:: Dataset records ::
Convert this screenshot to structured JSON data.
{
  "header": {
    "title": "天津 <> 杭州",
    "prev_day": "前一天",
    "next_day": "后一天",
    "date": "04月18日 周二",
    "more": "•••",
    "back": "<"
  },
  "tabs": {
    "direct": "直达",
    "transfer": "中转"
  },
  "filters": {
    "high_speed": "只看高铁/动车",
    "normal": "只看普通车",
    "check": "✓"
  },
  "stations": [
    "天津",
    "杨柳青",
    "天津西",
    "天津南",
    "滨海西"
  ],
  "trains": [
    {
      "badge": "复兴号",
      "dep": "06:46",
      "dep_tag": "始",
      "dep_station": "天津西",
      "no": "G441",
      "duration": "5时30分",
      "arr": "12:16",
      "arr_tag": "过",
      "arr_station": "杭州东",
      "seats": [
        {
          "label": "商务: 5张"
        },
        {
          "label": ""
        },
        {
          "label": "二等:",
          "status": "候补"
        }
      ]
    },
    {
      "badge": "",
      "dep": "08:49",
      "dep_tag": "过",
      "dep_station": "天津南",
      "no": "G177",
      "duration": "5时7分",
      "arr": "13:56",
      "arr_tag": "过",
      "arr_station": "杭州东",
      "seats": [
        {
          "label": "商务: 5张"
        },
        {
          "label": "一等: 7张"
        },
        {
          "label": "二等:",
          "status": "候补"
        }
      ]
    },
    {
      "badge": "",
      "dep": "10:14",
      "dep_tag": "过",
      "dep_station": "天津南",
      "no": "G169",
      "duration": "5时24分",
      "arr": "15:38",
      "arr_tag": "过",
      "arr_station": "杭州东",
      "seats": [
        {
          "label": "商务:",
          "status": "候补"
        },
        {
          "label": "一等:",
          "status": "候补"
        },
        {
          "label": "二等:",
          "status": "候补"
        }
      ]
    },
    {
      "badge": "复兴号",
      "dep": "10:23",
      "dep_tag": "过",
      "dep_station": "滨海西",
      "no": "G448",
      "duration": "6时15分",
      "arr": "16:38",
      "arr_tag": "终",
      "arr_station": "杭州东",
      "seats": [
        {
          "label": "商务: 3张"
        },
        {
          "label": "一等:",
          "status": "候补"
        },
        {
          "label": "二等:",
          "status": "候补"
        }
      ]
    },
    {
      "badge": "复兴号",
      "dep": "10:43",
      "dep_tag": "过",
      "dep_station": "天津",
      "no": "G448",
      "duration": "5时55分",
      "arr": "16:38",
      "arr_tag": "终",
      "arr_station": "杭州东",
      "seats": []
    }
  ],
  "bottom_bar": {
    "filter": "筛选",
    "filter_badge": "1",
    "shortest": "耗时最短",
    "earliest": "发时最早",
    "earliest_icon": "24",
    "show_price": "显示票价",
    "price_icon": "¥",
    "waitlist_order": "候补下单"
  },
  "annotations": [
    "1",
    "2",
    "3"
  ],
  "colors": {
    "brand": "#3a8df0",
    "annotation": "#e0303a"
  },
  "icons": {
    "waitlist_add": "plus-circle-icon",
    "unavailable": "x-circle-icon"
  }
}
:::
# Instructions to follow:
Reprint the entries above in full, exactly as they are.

# Answer to the problem:
Convert this screenshot to structured JSON data.
{
  "header": {
    "title": "天津 <> 杭州",
    "prev_day": "前一天",
    "next_day": "后一天",
    "date": "04月18日 周二",
    "more": "•••",
    "back": "<"
  },
  "tabs": {
    "direct": "直达",
    "transfer": "中转"
  },
  "filters": {
    "high_speed": "只看高铁/动车",
    "normal": "只看普通车",
    "check": "✓"
  },
  "stations": [
    "天津",
    "杨柳青",
    "天津西",
    "天津南",
    "滨海西"
  ],
  "trains": [
    {
      "badge": "复兴号",
      "dep": "06:46",
      "dep_tag": "始",
      "dep_station": "天津西",
      "no": "G441",
      "duration": "5时30分",
      "arr": "12:16",
      "arr_tag": "过",
      "arr_station": "杭州东",
      "seats": [
        {
          "label": "商务: 5张"
        },
        {
          "label": ""
        },
        {
          "label": "二等:",
          "status": "候补"
        }
      ]
    },
    {
      "badge": "",
      "dep": "08:49",
      "dep_tag": "过",
      "dep_station": "天津南",
      "no": "G177",
      "duration": "5时7分",
      "arr": "13:56",
      "arr_tag": "过",
      "arr_station": "杭州东",
      "seats": [
        {
          "label": "商务: 5张"
        },
        {
          "label": "一等: 7张"
        },
        {
          "label": "二等:",
          "status": "候补"
        }
      ]
    },
    {
      "badge": "",
      "dep": "10:14",
      "dep_tag": "过",
      "dep_station": "天津南",
      "no": "G169",
      "duration": "5时24分",
      "arr": "15:38",
      "arr_tag": "过",
      "arr_station": "杭州东",
      "seats": [
        {
          "label": "商务:",
          "status": "候补"
        },
        {
          "label": "一等:",
          "status": "候补"
        },
        {
          "label": "二等:",
          "status": "候补"
        }
      ]
    },
    {
      "badge": "复兴号",
      "dep": "10:23",
      "dep_tag": "过",
      "dep_station": "滨海西",
      "no": "G448",
      "duration": "6时15分",
      "arr": "16:38",
      "arr_tag": "终",
      "arr_station": "杭州东",
      "seats": [
        {
          "label": "商务: 3张"
        },
        {
          "label": "一等:",
          "status": "候补"
        },
        {
          "label": "二等:",
          "status": "候补"
        }
      ]
    },
    {
      "badge": "复兴号",
      "dep": "10:43",
      "dep_tag": "过",
      "dep_station": "天津",
      "no": "G448",
      "duration": "5时55分",
      "arr": "16:38",
      "arr_tag": "终",
      "arr_station": "杭州东",
      "seats": []
    }
  ],
  "bottom_bar": {
    "filter": "筛选",
    "filter_badge": "1",
    "shortest": "耗时最短",
    "earliest": "发时最早",
    "earliest_icon": "24",
    "show_price": "显示票价",
    "price_icon": "¥",
    "waitlist_order": "候补下单"
  },
  "annotations": [
    "1",
    "2",
    "3"
  ],
  "colors": {
    "brand": "#3a8df0",
    "annotation": "#e0303a"
  },
  "icons": {
    "waitlist_add": "plus-circle-icon",
    "unavailable": "x-circle-icon"
  }
}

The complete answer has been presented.